What to work on:
In the entries below, count the lines that contain the word "کالا" and give only that number.

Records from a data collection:
====================

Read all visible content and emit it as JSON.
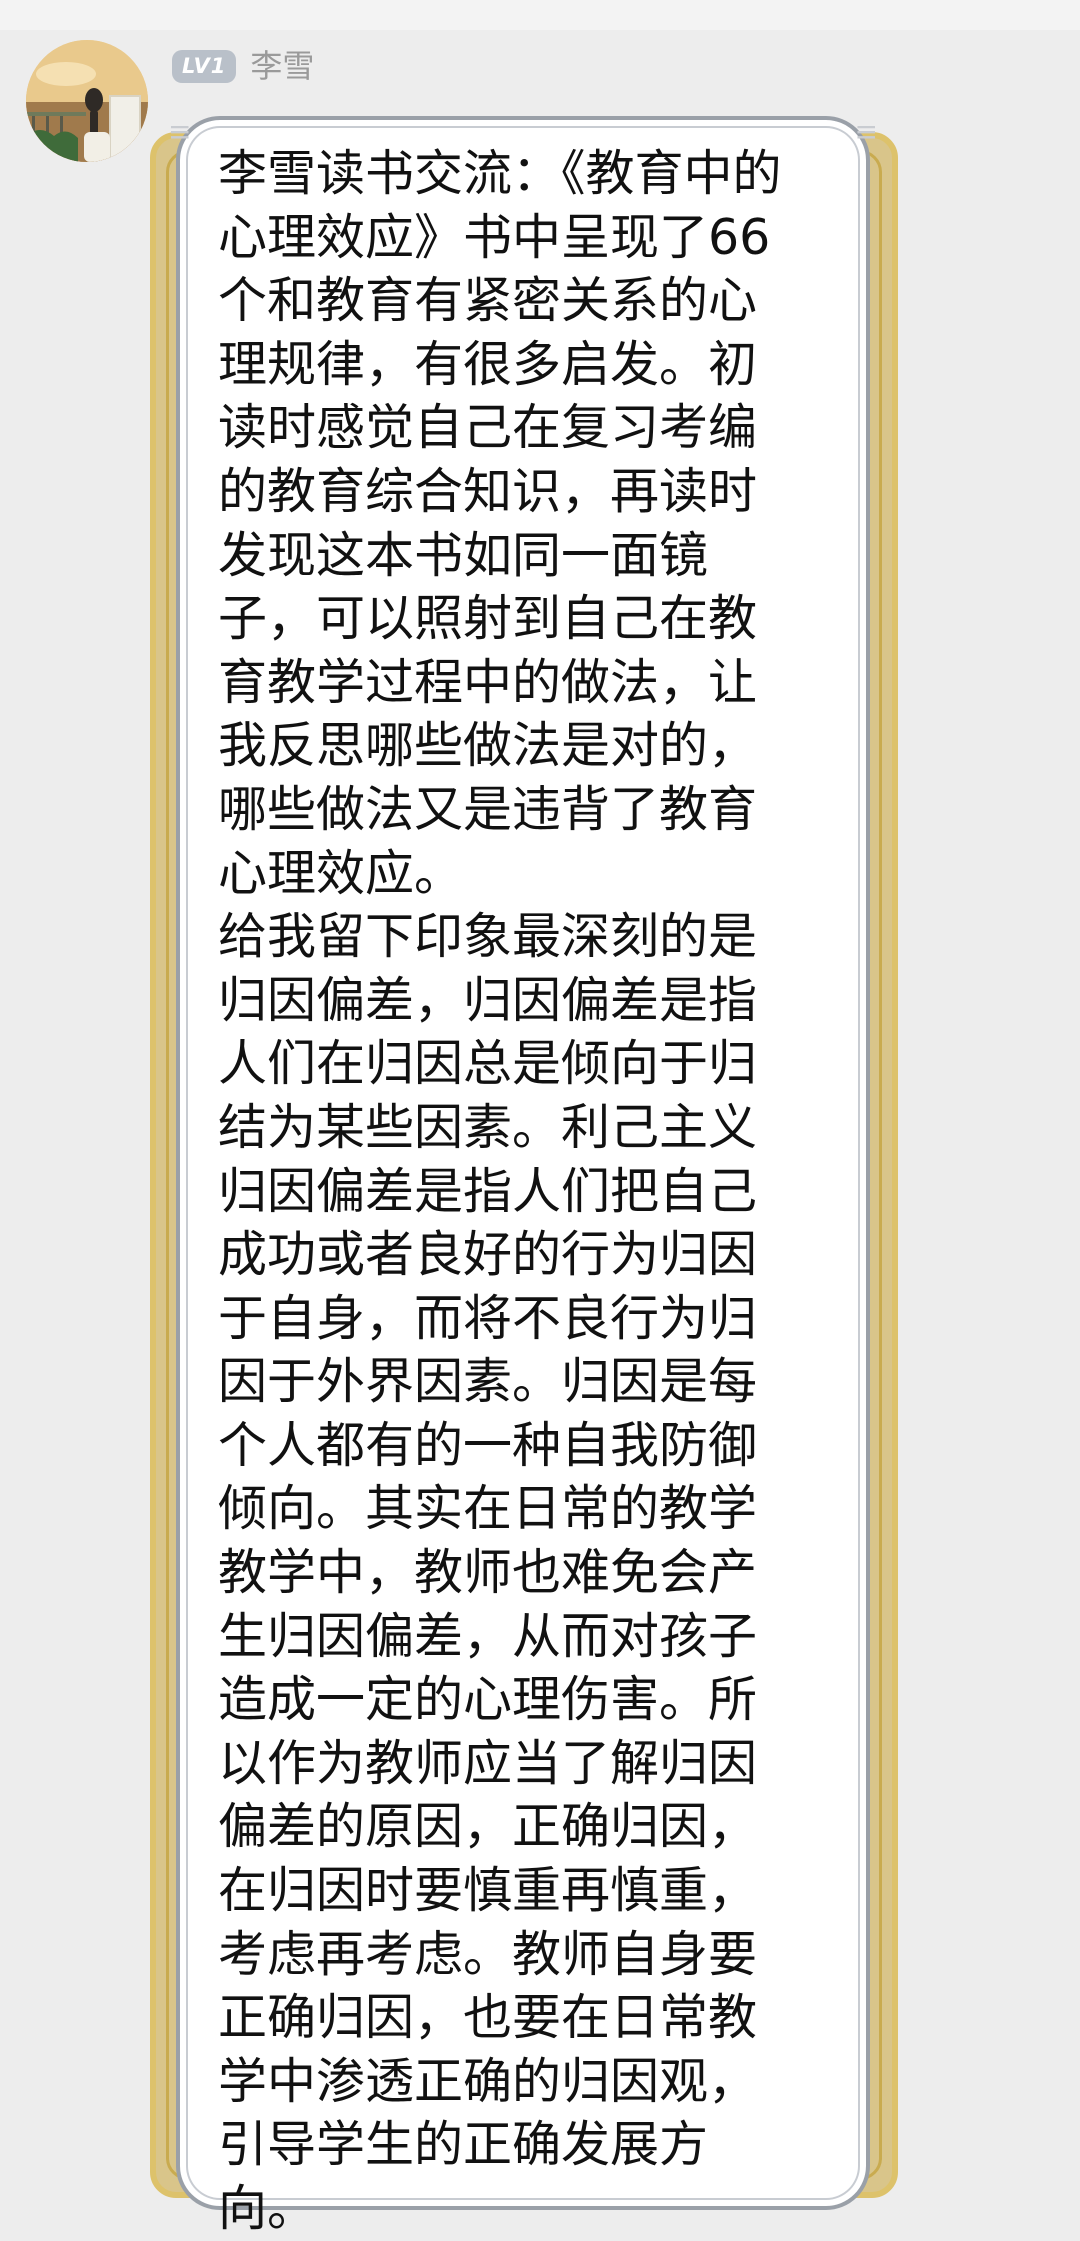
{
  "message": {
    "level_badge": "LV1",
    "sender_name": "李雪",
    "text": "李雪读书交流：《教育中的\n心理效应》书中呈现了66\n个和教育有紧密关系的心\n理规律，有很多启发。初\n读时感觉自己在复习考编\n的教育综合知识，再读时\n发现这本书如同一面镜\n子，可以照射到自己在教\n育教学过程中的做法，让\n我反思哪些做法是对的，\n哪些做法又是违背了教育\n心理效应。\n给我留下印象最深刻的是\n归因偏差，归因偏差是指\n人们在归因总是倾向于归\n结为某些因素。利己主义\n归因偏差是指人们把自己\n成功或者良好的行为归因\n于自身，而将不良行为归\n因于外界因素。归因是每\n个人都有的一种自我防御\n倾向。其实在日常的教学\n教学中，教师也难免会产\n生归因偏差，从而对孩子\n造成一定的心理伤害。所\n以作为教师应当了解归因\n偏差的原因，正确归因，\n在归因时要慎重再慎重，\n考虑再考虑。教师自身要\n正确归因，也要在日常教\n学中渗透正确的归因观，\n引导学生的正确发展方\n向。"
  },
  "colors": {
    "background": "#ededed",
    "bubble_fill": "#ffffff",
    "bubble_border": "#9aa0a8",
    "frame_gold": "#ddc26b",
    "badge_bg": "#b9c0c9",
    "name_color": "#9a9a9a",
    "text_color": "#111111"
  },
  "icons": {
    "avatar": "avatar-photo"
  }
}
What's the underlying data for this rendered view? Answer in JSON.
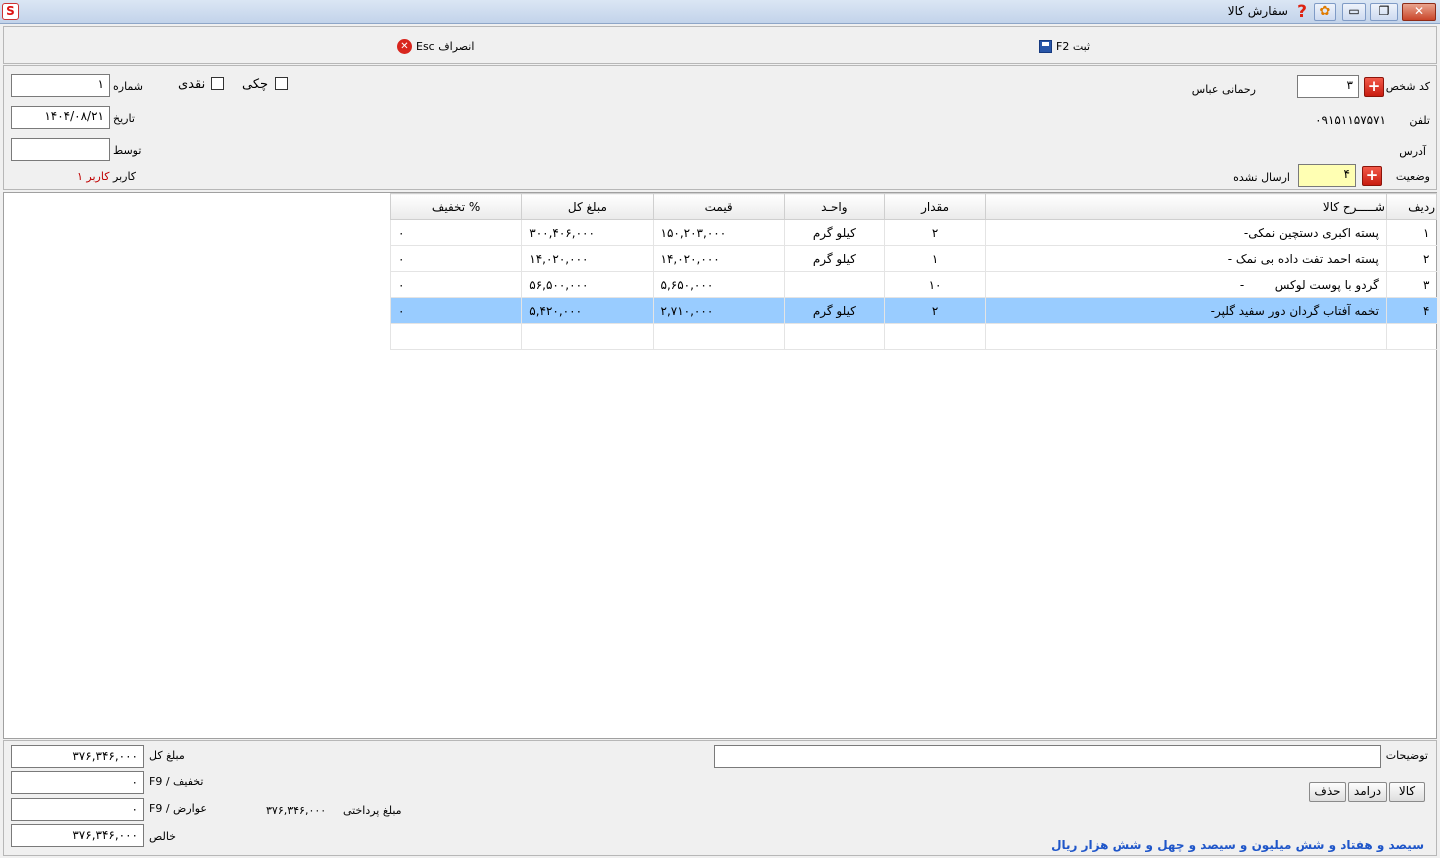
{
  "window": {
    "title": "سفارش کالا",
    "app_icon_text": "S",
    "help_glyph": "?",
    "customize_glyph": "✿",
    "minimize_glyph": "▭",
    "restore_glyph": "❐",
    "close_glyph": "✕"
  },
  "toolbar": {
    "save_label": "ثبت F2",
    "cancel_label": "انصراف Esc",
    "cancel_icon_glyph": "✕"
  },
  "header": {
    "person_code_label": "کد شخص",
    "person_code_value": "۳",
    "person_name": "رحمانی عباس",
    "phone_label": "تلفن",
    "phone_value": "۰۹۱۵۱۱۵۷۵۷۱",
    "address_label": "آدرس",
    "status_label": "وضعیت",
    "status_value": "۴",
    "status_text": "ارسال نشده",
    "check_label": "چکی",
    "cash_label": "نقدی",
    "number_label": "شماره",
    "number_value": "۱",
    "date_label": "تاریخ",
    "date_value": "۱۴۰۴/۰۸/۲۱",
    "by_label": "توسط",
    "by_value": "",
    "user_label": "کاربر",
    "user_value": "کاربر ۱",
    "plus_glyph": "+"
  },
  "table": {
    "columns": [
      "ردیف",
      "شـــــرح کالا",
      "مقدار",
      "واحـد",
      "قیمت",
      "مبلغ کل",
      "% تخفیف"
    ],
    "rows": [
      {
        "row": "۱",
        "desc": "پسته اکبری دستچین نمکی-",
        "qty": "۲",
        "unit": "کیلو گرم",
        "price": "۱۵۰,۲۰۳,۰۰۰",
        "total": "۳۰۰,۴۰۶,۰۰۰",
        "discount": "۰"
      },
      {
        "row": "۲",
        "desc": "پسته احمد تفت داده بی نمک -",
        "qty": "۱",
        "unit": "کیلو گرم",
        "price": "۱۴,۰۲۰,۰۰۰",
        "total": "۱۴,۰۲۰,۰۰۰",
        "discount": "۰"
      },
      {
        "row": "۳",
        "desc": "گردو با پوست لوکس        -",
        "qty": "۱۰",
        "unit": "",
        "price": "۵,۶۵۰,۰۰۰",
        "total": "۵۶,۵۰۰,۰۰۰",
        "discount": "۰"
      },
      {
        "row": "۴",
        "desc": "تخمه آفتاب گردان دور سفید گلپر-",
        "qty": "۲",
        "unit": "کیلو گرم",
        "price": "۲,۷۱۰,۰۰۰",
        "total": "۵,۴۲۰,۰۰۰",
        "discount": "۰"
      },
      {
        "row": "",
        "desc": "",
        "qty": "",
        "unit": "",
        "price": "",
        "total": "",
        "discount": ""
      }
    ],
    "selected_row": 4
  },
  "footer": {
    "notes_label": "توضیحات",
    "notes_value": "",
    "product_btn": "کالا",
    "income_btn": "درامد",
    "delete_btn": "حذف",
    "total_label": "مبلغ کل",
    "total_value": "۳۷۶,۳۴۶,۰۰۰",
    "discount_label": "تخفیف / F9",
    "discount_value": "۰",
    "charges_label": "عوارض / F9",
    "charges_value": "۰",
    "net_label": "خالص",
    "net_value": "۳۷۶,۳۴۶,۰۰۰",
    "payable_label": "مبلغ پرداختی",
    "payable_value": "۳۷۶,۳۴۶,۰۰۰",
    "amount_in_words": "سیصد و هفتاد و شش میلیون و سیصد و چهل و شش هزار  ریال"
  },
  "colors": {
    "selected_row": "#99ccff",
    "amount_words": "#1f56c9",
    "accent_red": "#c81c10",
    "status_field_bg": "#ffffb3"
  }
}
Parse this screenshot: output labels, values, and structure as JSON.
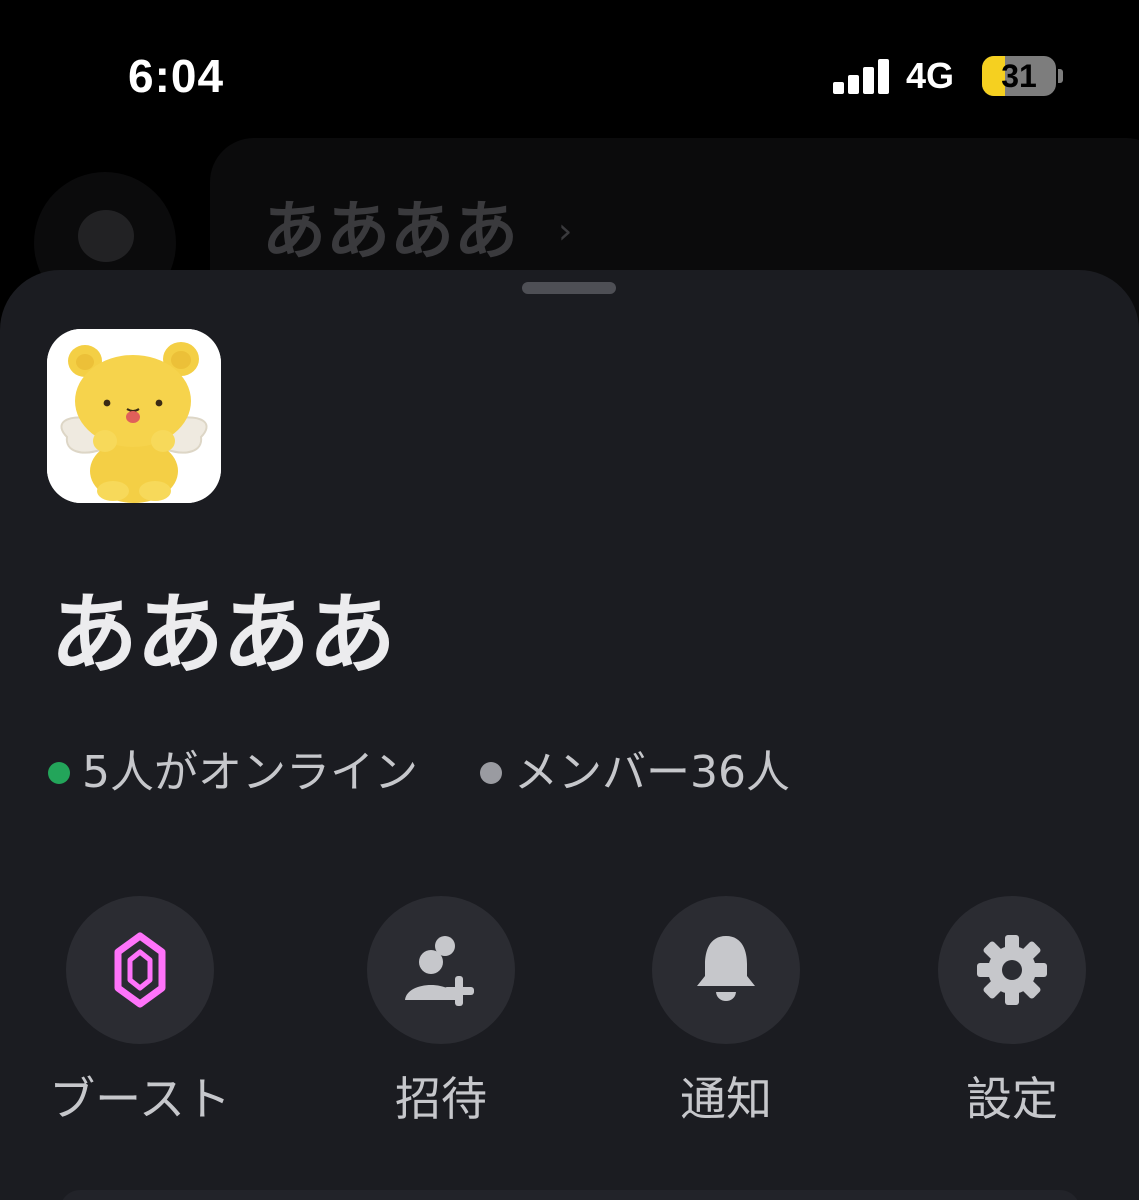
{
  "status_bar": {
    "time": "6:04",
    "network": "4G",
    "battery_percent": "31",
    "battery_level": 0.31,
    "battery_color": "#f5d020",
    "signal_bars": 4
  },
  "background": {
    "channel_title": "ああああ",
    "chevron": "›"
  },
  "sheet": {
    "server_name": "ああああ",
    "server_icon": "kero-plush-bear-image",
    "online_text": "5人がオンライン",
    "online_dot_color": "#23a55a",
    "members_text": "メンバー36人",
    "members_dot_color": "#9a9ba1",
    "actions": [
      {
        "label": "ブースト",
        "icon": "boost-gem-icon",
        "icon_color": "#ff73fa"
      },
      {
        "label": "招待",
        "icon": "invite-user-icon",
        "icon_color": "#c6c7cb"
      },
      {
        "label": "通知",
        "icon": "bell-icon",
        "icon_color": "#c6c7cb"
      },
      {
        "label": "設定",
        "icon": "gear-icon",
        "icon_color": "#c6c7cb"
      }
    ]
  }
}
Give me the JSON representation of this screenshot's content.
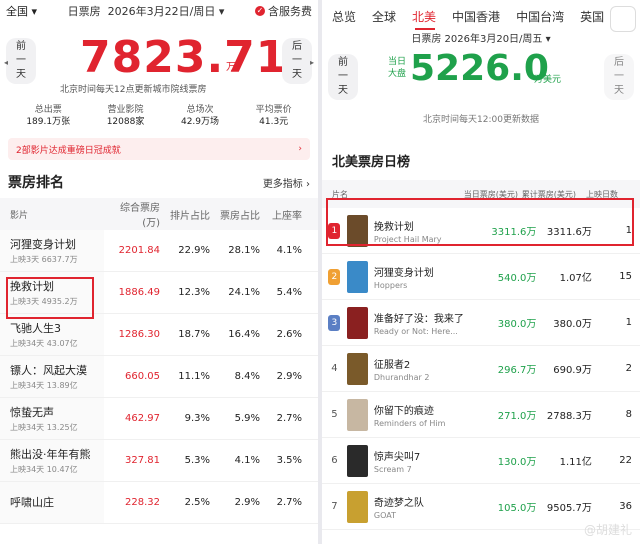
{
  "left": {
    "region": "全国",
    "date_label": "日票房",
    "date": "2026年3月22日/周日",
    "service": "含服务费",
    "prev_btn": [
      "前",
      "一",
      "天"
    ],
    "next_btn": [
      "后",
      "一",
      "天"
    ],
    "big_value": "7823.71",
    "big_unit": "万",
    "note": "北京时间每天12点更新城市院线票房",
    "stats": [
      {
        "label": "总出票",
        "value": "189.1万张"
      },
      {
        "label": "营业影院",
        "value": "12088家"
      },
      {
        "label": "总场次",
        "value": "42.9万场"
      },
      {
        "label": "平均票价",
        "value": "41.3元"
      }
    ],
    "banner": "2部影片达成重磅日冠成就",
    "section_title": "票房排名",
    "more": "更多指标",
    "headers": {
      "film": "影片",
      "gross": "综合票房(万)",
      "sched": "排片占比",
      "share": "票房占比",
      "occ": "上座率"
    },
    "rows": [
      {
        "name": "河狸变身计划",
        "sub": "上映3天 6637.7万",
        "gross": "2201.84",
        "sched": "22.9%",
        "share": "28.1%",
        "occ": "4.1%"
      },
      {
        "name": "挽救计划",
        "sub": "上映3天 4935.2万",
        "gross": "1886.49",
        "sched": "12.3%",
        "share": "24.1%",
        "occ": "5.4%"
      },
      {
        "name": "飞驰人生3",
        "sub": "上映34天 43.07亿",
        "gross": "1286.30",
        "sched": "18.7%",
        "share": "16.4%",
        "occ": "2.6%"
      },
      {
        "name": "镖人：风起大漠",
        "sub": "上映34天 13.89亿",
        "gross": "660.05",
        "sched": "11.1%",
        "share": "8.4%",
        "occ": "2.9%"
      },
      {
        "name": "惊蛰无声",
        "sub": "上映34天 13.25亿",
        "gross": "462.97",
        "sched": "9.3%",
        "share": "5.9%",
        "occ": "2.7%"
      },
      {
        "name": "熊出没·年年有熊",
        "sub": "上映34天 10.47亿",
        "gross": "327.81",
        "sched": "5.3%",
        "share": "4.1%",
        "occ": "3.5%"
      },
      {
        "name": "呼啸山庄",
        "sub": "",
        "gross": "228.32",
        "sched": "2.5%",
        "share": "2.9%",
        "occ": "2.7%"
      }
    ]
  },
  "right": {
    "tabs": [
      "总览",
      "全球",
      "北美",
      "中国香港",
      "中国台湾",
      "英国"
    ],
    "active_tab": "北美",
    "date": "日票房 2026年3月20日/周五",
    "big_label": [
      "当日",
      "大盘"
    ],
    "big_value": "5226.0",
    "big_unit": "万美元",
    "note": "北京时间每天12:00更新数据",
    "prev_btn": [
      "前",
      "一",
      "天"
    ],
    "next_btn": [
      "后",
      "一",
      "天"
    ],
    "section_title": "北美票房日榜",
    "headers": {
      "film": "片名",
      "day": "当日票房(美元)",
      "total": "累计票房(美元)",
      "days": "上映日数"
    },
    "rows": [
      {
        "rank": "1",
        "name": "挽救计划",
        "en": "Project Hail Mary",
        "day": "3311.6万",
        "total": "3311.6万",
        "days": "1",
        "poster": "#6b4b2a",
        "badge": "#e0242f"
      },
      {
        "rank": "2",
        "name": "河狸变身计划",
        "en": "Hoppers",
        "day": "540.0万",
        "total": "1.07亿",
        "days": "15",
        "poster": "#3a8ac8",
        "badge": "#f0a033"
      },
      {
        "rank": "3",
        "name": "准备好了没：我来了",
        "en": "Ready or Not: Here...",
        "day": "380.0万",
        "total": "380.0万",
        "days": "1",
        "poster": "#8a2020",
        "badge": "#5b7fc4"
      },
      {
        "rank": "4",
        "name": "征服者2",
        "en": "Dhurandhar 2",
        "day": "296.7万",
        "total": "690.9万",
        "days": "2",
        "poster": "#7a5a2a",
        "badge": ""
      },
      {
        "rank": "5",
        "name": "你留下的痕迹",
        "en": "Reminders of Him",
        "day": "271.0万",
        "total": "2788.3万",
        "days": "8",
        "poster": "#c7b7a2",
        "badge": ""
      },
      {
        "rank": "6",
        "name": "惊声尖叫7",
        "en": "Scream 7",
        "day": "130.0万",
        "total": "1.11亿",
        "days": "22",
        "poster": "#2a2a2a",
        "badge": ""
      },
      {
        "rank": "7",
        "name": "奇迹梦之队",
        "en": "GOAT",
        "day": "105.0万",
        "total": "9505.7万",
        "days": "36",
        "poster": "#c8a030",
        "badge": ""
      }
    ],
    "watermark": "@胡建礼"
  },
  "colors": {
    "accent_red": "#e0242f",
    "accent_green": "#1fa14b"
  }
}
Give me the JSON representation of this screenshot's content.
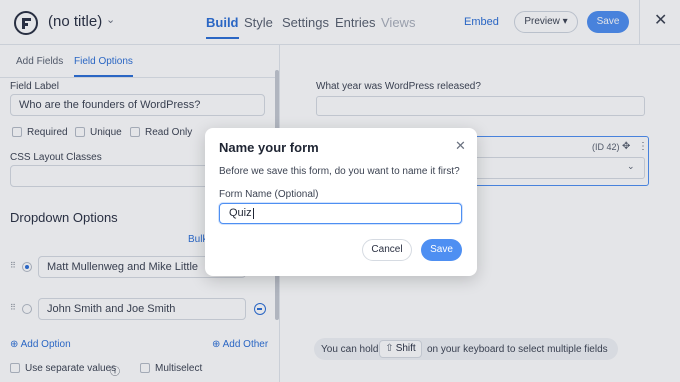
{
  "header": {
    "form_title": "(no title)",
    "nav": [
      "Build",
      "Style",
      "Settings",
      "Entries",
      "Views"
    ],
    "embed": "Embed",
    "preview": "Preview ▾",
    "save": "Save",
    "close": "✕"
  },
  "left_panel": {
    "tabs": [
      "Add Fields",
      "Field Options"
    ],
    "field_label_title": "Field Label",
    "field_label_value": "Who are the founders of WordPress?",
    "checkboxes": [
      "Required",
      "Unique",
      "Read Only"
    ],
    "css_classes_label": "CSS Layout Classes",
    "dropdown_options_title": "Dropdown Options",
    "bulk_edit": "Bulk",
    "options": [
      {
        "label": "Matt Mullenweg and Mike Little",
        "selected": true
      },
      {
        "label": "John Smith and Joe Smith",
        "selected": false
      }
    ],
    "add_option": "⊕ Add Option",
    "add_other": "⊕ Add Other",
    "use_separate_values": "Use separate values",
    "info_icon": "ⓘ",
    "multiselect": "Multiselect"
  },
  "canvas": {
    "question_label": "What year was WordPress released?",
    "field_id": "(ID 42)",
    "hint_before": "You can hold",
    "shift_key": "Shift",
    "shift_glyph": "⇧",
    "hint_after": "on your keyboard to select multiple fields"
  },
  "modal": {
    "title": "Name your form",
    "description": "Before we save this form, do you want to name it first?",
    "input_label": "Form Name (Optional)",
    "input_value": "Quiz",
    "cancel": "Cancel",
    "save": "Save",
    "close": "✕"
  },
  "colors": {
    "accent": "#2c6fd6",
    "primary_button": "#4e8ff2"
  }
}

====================

Answer area:
3